As users prepare for the long Thanksgiving weekend, internet fraudsters are already looking forward to Monday – the unofficial start of the holiday cybercrime season.
Cyber Monday, the digital equivalent of the brick-and-mortar world's Black Friday, is one of the busiest online shopping days of the year, and typically marks the beginning of a monthlong period of increased online threats, Andres Kohn, vice president of technology at security firm Proofpoint, said on Tuesday.
Attack volume usually peaks during the two weeks before Christmas, when last-minute shoppers are online in full force, he said.
Safe online shopping tips
DO monitor your credit card and bank activity.
DON'T shop unless the website uses SSL.
DO use your credit card, as opposed to your debit card, when making a purchase online.
DON'T buy from irreputable or unfamiliar vendors.
DO ensure your computer and anti-virus are up to date.
DON'T trust every deal.
Phishing attacks, survey scams and poisoned search engine results are all expected to ramp up on Cyber Monday, the day most employees return to work for the first time since the Thanksgiving break, Steven Cobb, security evangelist at anti-virus firm ESET, said. Cybercriminals are also expected to rely heavily on social media to distribute scams throughout the season.
“I'd imagine that people planning to commit fraud against retail customers this year are ready to go,” Cobb said. “During the holiday season, people are keen for bargains and short on money, making people more likely to fool themselves into thinking the scams are real.”
Preying on consumers' desire for a good deal, cybercriminals this season may spoof social coupon sites, like Groupon or LivingSocial, in attempts to trick unsuspecting users into installing malware, Kohn said. Attackers may also, ironically, leverage users' knowledge that online threats increase during the holidays with targeted attack emails stating that recipients must change their corporate account credentials due to a Cyber Monday-related breach.
Over the past year, adversaries have increasingly scrapped widespread malicious email campaigns in favor of more targeted attacks aimed at harvesting corporate account credentials, which can be used to steal intellectual property or large databases of customer and employee information. Consequently, businesses are more concerned now than they have been in years past about the risks employees may introduce when using work computers to shop online or hunt for deals, Kohn said.
When providing cybersecurity awareness training this holiday season, enterprises should explicitly state what types of requests – if any – users should respond to when asked to provide their login details or personal information.

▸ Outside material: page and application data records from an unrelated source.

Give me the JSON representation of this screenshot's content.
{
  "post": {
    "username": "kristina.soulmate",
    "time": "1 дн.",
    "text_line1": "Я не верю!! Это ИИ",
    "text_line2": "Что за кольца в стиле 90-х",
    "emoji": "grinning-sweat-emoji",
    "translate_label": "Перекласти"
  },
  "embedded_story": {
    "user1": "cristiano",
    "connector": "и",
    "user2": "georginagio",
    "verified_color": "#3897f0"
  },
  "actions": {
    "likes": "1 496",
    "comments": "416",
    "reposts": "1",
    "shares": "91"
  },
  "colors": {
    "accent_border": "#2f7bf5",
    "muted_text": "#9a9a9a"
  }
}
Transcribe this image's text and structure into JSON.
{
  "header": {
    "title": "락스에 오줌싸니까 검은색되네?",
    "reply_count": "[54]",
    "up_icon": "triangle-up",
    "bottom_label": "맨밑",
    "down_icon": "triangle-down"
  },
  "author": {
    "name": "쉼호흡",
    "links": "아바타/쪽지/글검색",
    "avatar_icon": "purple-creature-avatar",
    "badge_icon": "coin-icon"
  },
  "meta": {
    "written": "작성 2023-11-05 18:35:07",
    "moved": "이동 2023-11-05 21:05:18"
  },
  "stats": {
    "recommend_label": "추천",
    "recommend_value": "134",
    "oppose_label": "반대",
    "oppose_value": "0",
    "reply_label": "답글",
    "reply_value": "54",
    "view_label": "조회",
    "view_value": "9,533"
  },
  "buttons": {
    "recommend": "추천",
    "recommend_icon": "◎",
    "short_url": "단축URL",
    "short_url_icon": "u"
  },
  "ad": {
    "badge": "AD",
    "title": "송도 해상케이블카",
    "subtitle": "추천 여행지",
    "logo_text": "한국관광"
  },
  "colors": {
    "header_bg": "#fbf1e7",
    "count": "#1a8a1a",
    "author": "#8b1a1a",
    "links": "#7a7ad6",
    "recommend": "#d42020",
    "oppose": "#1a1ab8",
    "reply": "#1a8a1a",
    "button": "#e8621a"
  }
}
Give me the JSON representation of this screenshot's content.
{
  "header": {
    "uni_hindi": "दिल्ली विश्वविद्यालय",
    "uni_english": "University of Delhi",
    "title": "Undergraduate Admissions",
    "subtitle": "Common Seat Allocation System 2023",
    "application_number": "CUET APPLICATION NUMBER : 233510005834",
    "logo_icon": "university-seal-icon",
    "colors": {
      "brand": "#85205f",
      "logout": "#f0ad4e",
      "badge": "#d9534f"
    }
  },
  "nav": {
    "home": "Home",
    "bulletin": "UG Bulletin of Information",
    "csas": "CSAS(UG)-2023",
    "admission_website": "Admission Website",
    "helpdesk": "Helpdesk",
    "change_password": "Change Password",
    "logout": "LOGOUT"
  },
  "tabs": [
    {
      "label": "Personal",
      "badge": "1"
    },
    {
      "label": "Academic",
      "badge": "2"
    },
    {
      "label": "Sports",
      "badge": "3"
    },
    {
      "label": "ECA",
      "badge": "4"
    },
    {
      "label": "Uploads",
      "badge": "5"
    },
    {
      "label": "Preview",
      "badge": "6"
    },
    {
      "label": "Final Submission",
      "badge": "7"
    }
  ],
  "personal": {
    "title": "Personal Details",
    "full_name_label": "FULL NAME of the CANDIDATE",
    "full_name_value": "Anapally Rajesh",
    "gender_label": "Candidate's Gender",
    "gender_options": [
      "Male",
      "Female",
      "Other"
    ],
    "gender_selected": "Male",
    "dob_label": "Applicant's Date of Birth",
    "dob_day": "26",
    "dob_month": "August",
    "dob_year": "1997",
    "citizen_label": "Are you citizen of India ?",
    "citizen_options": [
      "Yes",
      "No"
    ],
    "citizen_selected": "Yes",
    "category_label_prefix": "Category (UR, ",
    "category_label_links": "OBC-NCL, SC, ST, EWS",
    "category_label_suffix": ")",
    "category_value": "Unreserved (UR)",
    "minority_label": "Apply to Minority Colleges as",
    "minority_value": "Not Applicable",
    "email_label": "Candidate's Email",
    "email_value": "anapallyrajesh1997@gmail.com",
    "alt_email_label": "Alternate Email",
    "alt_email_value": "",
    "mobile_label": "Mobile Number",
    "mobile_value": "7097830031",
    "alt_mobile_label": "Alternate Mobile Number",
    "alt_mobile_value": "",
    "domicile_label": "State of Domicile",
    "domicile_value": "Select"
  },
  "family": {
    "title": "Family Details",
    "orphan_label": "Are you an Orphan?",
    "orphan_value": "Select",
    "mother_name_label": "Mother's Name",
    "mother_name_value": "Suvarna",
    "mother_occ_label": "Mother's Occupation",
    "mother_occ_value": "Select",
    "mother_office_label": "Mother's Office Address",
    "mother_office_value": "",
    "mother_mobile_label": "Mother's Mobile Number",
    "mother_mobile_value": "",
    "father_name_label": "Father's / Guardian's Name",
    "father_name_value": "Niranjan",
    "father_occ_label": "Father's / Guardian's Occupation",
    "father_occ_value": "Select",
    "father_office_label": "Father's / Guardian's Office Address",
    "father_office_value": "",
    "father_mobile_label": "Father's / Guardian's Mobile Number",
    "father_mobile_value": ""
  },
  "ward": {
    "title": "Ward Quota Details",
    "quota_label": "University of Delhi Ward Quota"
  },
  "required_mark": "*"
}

“It could be as easy as saying, ‘We will never ask you for credentials in an email. Do not even respond to requests for credentials,'” Kohn said.